Records excerpted from a collection
- Opening Delimiter -
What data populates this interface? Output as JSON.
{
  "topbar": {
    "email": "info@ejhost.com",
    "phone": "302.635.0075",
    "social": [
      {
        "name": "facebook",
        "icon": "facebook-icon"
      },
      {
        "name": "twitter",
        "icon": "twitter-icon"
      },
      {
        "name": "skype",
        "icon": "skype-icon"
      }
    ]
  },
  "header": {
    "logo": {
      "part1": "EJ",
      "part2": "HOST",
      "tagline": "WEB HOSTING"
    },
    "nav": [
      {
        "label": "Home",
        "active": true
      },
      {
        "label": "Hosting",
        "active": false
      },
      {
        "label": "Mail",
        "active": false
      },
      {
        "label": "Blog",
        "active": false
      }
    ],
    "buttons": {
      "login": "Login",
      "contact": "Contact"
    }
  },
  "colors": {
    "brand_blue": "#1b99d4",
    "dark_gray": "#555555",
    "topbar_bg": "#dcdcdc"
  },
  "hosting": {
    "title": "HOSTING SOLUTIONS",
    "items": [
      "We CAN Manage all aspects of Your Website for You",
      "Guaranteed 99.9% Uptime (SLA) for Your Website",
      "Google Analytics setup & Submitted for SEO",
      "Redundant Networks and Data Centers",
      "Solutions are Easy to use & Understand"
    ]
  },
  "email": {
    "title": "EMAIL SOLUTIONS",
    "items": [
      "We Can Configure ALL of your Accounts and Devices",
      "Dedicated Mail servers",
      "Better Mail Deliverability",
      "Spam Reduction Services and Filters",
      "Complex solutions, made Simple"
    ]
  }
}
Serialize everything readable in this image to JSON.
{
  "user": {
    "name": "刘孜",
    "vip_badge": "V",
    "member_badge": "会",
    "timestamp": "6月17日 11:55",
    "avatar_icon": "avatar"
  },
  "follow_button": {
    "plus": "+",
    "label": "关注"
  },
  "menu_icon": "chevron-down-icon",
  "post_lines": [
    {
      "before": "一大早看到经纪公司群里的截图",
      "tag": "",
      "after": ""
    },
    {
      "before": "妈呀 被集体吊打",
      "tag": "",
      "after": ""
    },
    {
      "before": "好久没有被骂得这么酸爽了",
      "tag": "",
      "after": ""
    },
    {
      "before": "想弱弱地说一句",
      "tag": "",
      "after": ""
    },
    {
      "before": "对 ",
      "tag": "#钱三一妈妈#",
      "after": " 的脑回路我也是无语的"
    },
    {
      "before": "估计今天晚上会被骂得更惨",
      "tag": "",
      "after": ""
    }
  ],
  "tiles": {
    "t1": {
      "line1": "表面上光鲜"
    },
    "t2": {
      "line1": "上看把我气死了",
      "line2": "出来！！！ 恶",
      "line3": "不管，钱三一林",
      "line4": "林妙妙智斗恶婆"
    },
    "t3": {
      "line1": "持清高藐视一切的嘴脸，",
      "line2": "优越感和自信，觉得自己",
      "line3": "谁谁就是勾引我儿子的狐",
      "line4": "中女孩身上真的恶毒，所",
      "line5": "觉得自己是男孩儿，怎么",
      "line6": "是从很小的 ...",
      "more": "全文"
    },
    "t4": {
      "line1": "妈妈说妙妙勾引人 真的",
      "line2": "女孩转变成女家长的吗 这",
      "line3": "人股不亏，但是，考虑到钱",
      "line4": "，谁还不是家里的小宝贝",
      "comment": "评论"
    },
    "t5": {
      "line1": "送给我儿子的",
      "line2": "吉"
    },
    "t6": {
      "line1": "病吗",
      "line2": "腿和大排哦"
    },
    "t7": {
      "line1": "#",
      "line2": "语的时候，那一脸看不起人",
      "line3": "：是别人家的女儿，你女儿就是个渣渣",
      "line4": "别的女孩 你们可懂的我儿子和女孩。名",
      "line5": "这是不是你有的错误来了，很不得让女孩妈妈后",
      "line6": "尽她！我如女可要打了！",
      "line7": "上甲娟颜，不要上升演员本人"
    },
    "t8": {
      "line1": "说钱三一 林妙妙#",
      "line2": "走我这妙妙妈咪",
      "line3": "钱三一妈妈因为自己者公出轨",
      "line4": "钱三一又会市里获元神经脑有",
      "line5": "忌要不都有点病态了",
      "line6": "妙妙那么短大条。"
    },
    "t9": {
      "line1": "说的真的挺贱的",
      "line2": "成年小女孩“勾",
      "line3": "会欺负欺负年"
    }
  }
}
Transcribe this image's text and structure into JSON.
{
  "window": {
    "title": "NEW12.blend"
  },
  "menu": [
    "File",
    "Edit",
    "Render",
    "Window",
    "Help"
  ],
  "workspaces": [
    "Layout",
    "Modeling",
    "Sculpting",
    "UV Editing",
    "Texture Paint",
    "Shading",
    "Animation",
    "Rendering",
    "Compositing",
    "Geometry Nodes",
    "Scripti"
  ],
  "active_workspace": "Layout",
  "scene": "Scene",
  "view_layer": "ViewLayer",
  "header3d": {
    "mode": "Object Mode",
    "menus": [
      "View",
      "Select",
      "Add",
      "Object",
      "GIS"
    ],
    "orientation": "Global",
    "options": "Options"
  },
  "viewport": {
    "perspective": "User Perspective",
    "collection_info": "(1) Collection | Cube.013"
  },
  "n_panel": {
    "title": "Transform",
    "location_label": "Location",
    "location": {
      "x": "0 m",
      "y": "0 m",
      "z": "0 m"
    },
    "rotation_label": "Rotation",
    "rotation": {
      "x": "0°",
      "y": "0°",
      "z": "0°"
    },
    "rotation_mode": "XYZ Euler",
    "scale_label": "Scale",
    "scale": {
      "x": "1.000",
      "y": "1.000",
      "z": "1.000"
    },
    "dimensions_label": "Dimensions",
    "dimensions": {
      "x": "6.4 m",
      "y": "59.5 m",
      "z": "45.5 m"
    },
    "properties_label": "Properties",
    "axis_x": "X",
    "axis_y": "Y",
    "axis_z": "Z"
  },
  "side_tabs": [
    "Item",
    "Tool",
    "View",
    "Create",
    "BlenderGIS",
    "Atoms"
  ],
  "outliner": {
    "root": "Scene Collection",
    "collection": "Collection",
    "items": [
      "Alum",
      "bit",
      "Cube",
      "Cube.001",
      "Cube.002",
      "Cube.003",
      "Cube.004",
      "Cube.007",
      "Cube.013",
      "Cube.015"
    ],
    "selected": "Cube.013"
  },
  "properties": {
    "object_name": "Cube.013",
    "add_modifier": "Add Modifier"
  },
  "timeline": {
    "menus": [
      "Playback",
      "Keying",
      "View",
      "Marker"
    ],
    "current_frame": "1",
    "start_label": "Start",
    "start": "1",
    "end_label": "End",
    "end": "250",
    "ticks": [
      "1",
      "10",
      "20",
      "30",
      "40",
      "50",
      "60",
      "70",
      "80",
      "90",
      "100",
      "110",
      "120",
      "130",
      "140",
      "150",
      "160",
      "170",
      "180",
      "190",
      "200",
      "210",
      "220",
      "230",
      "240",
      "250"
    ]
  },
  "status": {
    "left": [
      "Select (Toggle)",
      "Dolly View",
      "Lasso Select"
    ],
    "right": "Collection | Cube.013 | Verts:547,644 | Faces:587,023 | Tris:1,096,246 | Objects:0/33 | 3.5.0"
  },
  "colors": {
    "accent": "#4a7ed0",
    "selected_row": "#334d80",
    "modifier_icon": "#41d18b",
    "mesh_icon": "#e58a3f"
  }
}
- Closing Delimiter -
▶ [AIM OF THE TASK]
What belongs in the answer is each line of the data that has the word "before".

▶ [RESULT FOR THIS EXERCISE]
      "before": "一大早看到经纪公司群里的截图",
      "before": "妈呀 被集体吊打",
      "before": "好久没有被骂得这么酸爽了",
      "before": "想弱弱地说一句",
      "before": "对 ",
      "before": "估计今天晚上会被骂得更惨",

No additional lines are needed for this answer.